Excerpts from an interface dataset:
BEGIN

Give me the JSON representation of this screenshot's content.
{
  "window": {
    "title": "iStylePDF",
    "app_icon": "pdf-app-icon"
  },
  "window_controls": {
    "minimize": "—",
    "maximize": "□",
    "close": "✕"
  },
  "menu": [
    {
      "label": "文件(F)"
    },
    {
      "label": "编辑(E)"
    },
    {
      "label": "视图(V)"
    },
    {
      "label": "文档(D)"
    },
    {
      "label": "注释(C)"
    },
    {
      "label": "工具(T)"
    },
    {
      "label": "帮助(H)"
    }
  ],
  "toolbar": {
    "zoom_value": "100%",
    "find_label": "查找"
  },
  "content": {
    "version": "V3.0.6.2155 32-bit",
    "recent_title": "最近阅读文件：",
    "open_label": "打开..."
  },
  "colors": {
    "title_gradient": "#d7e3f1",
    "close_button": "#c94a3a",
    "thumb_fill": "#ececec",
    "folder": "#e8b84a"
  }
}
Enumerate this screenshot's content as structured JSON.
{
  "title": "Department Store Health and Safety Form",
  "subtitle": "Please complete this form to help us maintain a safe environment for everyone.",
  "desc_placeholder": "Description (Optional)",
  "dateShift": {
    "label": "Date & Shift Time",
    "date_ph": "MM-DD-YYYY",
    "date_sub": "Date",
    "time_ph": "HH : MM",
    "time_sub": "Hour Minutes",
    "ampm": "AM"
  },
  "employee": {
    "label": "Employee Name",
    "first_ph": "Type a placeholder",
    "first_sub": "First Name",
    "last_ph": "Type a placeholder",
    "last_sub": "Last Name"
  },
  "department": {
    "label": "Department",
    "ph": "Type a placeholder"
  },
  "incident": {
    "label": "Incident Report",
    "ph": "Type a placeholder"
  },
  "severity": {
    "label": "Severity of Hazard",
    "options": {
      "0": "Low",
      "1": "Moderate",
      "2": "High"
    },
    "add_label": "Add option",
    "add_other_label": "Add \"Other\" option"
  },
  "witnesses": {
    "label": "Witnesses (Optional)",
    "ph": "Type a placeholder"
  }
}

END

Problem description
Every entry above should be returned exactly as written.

Solution below
Give me the JSON representation of this screenshot's content.
{
  "window": {
    "title": "iStylePDF",
    "app_icon": "pdf-app-icon"
  },
  "window_controls": {
    "minimize": "—",
    "maximize": "□",
    "close": "✕"
  },
  "menu": [
    {
      "label": "文件(F)"
    },
    {
      "label": "编辑(E)"
    },
    {
      "label": "视图(V)"
    },
    {
      "label": "文档(D)"
    },
    {
      "label": "注释(C)"
    },
    {
      "label": "工具(T)"
    },
    {
      "label": "帮助(H)"
    }
  ],
  "toolbar": {
    "zoom_value": "100%",
    "find_label": "查找"
  },
  "content": {
    "version": "V3.0.6.2155 32-bit",
    "recent_title": "最近阅读文件：",
    "open_label": "打开..."
  },
  "colors": {
    "title_gradient": "#d7e3f1",
    "close_button": "#c94a3a",
    "thumb_fill": "#ececec",
    "folder": "#e8b84a"
  }
}
Enumerate this screenshot's content as structured JSON.
{
  "title": "Department Store Health and Safety Form",
  "subtitle": "Please complete this form to help us maintain a safe environment for everyone.",
  "desc_placeholder": "Description (Optional)",
  "dateShift": {
    "label": "Date & Shift Time",
    "date_ph": "MM-DD-YYYY",
    "date_sub": "Date",
    "time_ph": "HH : MM",
    "time_sub": "Hour Minutes",
    "ampm": "AM"
  },
  "employee": {
    "label": "Employee Name",
    "first_ph": "Type a placeholder",
    "first_sub": "First Name",
    "last_ph": "Type a placeholder",
    "last_sub": "Last Name"
  },
  "department": {
    "label": "Department",
    "ph": "Type a placeholder"
  },
  "incident": {
    "label": "Incident Report",
    "ph": "Type a placeholder"
  },
  "severity": {
    "label": "Severity of Hazard",
    "options": {
      "0": "Low",
      "1": "Moderate",
      "2": "High"
    },
    "add_label": "Add option",
    "add_other_label": "Add \"Other\" option"
  },
  "witnesses": {
    "label": "Witnesses (Optional)",
    "ph": "Type a placeholder"
  }
}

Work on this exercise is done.